Lead markets generally denote a geographically distinct submarket that pioneers the successful adoption of an innovative design and/or product. In green lead markets, this innovation refers to products being more sustainable and low-carbon. Green lead markets may take different shapes and sizes and can range from green purchase agreements between public and/or private entities to municipal, regional or national policies encouraging the uptake of green products.
The fundamental step of creating green lead markets is to generate a comprehensive CO2-footprint of a good or service in order to identify what is ‘green’ and which products should be pulled to the market. To ensure alignment with carbon neutrality goals, such a system needs to account for the whole lifecycle carbon of a product and include both the ‘operational carbon’, so the CO2 emitted during the use of a product, and the ‘embodied carbon’. The latter refers to the CO2 from input materials and processes going into a product, as well as the emissions resulting from products’ refurbishment and end-of-life treatment.
For more information on ‘embodied carbon’, read here.
What are ‘green premiums’?
Investments in innovative new production processes and new feedstock supply to reduce the carbon footprint and improve the sustainability of a product come at a cost. This higher cost of production, which is generally passed down to the price of the final good, is called a ‘green premium’. Currently, there is not effective carbon price to balance this premium. As a result, these green products are at a competitive disadvantage.

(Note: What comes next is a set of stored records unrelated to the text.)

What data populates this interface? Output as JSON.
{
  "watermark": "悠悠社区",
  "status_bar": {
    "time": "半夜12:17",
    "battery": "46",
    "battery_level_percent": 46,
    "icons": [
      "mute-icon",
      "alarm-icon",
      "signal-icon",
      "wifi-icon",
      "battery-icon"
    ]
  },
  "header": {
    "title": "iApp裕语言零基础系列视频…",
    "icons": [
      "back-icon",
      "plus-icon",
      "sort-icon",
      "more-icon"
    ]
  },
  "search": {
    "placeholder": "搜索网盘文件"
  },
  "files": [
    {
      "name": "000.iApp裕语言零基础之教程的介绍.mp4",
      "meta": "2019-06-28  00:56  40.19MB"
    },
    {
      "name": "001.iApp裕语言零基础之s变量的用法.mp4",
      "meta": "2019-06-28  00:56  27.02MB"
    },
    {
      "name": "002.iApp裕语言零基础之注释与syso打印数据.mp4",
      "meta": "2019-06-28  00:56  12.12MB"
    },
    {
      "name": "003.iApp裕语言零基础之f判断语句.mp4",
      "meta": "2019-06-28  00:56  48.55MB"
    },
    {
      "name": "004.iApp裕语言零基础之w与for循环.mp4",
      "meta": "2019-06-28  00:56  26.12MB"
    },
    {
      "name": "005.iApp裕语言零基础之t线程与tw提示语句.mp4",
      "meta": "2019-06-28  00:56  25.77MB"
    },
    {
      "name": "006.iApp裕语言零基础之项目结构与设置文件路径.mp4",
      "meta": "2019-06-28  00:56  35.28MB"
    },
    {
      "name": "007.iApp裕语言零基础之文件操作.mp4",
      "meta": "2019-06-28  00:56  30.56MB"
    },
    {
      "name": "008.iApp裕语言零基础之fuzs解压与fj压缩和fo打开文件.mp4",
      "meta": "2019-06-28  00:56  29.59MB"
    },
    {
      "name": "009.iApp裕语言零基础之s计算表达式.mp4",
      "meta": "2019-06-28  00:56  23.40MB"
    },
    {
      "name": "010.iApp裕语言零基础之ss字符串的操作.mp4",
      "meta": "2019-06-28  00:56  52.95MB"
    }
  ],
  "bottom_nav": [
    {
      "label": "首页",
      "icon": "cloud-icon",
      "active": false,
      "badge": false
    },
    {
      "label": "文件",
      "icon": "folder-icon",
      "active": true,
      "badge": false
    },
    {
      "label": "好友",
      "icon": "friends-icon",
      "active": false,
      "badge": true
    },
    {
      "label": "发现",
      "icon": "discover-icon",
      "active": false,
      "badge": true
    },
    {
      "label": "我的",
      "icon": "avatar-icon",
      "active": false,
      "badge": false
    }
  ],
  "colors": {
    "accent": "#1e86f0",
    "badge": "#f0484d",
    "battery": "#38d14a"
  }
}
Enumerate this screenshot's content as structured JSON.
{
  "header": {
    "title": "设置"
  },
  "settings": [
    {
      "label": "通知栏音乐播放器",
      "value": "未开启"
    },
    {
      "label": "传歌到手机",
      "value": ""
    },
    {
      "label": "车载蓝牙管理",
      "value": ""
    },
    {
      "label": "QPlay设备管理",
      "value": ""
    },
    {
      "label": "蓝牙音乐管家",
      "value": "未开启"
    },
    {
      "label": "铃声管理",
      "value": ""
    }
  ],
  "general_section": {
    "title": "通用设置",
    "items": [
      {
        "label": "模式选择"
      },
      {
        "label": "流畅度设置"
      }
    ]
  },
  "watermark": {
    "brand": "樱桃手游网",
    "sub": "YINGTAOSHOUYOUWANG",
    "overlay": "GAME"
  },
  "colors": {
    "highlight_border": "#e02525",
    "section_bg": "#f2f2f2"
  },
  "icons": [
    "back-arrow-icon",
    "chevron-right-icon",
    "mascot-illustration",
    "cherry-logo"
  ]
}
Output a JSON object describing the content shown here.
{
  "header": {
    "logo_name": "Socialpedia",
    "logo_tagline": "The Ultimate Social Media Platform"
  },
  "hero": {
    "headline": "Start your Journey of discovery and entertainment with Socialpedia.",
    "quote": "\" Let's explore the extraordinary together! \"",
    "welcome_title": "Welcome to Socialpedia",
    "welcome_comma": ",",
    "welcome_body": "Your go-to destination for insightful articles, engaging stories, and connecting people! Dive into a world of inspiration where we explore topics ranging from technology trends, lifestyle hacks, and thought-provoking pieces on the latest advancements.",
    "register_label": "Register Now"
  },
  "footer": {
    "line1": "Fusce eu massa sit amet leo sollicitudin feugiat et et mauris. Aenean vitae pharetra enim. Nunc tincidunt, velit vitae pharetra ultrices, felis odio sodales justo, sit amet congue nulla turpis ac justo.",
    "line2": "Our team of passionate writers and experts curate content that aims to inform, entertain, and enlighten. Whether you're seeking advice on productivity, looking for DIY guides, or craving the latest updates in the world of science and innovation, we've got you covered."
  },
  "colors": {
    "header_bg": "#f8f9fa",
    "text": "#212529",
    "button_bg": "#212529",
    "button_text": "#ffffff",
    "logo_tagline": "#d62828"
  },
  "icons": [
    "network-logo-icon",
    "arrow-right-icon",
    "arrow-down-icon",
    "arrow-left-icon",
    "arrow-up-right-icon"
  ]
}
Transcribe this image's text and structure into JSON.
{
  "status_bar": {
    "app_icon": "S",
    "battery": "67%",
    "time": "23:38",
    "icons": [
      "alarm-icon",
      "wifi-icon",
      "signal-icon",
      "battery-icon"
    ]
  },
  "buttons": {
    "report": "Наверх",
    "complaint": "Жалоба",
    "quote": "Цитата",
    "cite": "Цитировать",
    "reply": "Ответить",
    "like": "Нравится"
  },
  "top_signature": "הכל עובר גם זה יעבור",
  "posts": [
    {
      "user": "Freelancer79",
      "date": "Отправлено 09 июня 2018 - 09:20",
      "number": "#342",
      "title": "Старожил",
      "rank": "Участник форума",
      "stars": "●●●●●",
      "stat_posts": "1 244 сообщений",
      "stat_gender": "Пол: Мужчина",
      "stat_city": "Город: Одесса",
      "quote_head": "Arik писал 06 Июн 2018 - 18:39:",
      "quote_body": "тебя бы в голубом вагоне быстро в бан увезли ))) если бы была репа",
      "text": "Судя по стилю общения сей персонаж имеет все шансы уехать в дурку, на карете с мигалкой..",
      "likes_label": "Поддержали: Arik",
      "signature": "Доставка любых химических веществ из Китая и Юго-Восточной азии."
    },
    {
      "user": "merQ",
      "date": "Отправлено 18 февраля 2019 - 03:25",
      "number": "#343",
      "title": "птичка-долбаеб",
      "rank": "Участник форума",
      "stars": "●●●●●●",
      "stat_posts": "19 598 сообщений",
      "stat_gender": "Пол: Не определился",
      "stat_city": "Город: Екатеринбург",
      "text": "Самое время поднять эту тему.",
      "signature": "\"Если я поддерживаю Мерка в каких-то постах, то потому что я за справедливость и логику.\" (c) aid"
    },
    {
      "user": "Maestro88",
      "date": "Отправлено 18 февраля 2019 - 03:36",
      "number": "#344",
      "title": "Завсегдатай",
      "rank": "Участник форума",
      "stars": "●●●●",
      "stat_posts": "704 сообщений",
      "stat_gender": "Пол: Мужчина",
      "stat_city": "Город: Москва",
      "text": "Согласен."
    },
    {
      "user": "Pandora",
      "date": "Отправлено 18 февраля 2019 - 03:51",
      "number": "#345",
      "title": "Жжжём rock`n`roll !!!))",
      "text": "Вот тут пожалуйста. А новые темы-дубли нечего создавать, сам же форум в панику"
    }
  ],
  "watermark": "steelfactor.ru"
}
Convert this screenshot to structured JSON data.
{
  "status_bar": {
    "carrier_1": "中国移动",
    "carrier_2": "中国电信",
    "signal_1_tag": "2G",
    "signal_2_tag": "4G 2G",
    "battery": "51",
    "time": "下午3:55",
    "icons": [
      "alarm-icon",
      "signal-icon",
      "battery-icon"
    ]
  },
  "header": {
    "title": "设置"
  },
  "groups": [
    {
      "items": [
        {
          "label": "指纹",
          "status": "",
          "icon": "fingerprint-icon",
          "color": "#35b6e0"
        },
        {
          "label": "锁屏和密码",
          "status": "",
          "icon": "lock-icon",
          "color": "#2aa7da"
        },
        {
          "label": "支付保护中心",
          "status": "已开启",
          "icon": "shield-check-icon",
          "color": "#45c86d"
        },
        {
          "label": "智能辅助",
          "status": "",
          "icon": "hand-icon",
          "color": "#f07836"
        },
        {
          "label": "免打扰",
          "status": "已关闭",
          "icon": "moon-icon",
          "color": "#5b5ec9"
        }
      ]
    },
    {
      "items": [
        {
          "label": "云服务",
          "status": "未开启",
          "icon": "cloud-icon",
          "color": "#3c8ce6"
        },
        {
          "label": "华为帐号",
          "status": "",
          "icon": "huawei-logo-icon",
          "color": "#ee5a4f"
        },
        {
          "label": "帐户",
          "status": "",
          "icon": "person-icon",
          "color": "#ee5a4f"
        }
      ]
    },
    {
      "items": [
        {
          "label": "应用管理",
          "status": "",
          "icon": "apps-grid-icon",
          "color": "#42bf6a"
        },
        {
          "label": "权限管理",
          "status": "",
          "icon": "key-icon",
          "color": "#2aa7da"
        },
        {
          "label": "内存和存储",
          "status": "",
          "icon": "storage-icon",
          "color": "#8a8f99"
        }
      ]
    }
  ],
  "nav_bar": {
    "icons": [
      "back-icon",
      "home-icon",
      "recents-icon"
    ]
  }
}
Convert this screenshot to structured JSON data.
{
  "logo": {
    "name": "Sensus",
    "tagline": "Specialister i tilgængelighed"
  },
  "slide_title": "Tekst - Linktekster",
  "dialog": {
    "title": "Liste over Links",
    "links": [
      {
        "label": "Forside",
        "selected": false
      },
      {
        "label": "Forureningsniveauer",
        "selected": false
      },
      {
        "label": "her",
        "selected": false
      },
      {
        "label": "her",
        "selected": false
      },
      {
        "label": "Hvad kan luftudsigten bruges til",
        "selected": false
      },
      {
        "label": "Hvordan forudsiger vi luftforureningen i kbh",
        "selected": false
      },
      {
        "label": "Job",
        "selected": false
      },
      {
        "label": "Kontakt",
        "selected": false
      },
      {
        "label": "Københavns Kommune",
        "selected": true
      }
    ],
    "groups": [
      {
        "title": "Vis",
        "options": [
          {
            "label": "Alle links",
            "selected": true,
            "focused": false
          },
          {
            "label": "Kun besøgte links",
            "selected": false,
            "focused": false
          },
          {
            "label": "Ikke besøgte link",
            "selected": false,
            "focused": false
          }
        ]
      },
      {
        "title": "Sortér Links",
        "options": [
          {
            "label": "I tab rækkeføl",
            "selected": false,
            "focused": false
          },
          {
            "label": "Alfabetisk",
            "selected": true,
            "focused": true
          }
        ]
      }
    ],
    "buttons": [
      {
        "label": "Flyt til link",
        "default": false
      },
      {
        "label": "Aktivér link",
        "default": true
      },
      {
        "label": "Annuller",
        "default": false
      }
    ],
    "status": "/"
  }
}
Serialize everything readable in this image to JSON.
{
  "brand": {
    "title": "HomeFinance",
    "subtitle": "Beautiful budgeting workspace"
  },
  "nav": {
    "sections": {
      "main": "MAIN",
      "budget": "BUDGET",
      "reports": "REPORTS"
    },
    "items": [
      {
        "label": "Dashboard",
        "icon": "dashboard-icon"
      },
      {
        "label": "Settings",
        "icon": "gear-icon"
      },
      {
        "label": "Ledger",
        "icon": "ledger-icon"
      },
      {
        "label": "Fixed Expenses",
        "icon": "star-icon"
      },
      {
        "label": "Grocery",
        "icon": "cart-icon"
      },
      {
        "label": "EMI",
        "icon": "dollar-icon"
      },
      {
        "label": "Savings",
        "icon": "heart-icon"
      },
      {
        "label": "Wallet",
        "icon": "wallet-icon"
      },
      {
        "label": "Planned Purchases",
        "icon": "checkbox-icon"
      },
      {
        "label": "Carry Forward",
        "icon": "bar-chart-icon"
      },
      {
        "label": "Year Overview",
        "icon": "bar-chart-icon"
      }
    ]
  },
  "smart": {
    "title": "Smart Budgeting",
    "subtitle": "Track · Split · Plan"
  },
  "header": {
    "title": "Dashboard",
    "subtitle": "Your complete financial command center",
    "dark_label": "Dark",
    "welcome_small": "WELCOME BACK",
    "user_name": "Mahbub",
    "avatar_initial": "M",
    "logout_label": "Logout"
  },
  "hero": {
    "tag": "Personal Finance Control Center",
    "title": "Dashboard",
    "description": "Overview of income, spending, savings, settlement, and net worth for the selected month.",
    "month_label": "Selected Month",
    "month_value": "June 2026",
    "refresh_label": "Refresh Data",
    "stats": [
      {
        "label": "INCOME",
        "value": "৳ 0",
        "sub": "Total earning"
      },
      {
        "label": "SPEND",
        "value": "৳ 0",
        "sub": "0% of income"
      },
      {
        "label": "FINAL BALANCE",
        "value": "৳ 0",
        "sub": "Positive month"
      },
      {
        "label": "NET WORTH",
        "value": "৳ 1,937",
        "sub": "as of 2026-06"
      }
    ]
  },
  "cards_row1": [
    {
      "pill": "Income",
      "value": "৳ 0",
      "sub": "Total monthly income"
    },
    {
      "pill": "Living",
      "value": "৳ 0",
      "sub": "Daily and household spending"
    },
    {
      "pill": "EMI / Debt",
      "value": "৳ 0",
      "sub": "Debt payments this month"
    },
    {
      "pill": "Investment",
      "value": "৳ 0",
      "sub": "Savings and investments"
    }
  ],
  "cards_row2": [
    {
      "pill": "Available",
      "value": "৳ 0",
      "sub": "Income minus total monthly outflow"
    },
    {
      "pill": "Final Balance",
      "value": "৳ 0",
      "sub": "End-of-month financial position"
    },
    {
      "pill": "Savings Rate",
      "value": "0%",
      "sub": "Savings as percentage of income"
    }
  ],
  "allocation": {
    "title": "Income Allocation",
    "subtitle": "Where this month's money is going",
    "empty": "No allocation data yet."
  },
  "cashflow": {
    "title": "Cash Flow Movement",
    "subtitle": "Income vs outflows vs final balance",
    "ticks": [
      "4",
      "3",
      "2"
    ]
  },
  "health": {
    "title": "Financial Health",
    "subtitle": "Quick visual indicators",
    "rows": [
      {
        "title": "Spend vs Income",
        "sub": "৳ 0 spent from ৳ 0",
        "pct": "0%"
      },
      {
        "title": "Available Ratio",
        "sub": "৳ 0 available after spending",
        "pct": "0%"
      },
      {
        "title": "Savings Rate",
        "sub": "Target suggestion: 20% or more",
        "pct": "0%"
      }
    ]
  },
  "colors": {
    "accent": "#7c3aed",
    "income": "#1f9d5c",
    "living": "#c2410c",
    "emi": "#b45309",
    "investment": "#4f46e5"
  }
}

The opposite of a green premium is a ‘brown penalty’. This can occur, for example, when a functioning carbon price has internalised the environmental cost of products, making more climatically and environmentally harmful production processes and their outputs more expensive.
What is ‘green procurement’?
Procurement is an organisational process by private or public entities to ensure the buyer receives goods, services or works from an external source at the best possible price-quality ratio. This is often achieved through a tendering or bidding process, while accounting for aspects of quality, quantity, time and location. In green procurement, the carbon footprint and sustainability of a good will be given significant weight in the final decision.
Green procurement is an important tool to create lead markets, due to the purchasing power of major buyers. Such procurement deals, therefore, generally happen between two businesses (B2B) and between businesses and the public sector. Green procurement can be implemented through internal requirements, such as minimum green content requirements of products, thresholds for CO2 intensity of final goods, and an internal CO2 pricing mechanism as part of the tendering process.
How can lead markets help drive climate neutrality?
Lead markets are a transitional tool and deliver an economic incentive for goods that are not yet competitive. The cost of climate action often requires initial incentives in the form of subsidies. These can include capital grants for new equipment and Contracts for Difference (CfD) to cover the ‘green premium’ of the final product. By creating a niche market on which this premium is willingly taken over by a buyer, lead markets create a business case that is no longer dependent on direct subsidization.
Raising the spotlight on the emissions associated with a final product allows lead markets to encourage innovation and new processes along entire value chains of a final product. By restricting enabling access to only those products that are green, lead markets send a signalling effect to other ‘lag’ markets and generate economic interest in the delivery of green products to gain access. The result is growing competition in an equally growing market, shaping and being shaped by general consumer preference, potentially resulting in a ‘brown penalty’ and making the conditions of a lead market the new ‘normal’.
Figure 1: Interactions between demand- and supply-side policies. Source: How product standards can grow the market for low-carbon industrial products. Frontier Economics (2022),